ACTIVITY:
Beneath this task are records; count how many lines include the string "meta" and answer with that number alone.

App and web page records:

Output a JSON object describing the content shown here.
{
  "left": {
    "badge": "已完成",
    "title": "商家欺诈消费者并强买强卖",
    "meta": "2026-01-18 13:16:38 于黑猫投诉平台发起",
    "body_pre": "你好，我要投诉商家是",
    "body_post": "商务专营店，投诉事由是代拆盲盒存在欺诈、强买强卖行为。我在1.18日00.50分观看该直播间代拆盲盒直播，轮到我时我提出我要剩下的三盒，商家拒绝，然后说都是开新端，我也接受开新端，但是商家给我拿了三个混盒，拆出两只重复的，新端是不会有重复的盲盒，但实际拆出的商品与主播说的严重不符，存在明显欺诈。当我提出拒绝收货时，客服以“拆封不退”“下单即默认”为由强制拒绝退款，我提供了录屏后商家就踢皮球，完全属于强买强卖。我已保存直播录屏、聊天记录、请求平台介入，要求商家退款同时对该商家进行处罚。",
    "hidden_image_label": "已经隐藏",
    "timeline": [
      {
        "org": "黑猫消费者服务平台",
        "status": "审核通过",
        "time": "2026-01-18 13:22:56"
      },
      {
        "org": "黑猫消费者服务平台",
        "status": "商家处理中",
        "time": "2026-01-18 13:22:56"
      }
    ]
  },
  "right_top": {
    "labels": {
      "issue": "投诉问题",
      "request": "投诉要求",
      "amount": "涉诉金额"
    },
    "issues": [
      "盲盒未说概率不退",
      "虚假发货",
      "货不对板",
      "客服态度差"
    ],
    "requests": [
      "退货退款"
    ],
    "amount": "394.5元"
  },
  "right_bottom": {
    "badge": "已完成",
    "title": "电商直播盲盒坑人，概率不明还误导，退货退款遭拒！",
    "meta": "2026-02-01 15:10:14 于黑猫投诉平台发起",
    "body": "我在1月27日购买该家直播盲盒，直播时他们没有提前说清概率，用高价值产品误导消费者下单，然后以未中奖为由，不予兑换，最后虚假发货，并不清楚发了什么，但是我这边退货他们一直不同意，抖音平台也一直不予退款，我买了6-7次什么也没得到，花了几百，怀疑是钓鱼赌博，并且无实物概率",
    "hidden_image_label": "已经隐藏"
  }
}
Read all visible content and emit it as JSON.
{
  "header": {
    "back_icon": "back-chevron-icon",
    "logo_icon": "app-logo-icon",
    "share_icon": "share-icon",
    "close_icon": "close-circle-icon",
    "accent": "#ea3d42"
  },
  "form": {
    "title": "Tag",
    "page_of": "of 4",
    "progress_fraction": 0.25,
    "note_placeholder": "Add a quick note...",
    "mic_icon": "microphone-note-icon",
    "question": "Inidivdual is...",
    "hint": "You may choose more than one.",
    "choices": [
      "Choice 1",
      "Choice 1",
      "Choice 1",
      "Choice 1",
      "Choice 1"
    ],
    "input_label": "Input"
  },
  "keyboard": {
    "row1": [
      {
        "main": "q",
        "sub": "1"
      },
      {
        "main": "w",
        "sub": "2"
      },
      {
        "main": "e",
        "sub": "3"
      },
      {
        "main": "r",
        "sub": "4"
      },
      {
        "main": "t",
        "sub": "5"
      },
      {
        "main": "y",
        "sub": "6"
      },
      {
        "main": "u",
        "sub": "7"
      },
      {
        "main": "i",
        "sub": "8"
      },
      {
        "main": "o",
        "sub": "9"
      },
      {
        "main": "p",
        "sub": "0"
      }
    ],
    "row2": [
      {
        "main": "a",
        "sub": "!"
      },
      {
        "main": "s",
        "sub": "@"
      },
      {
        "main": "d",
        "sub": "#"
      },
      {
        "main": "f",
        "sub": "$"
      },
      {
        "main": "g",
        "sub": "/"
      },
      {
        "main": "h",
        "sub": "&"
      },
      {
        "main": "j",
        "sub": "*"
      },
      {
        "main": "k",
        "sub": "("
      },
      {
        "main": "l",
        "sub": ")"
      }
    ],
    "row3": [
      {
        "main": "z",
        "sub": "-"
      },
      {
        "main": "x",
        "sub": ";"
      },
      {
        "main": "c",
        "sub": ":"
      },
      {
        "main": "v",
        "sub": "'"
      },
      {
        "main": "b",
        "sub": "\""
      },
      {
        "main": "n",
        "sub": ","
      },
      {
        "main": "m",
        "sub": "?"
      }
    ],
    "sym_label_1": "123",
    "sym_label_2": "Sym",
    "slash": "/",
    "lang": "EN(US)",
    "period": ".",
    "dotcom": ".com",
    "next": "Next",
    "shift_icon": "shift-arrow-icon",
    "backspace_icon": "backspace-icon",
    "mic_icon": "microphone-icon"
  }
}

RESPONSE TO THIS TASK:
2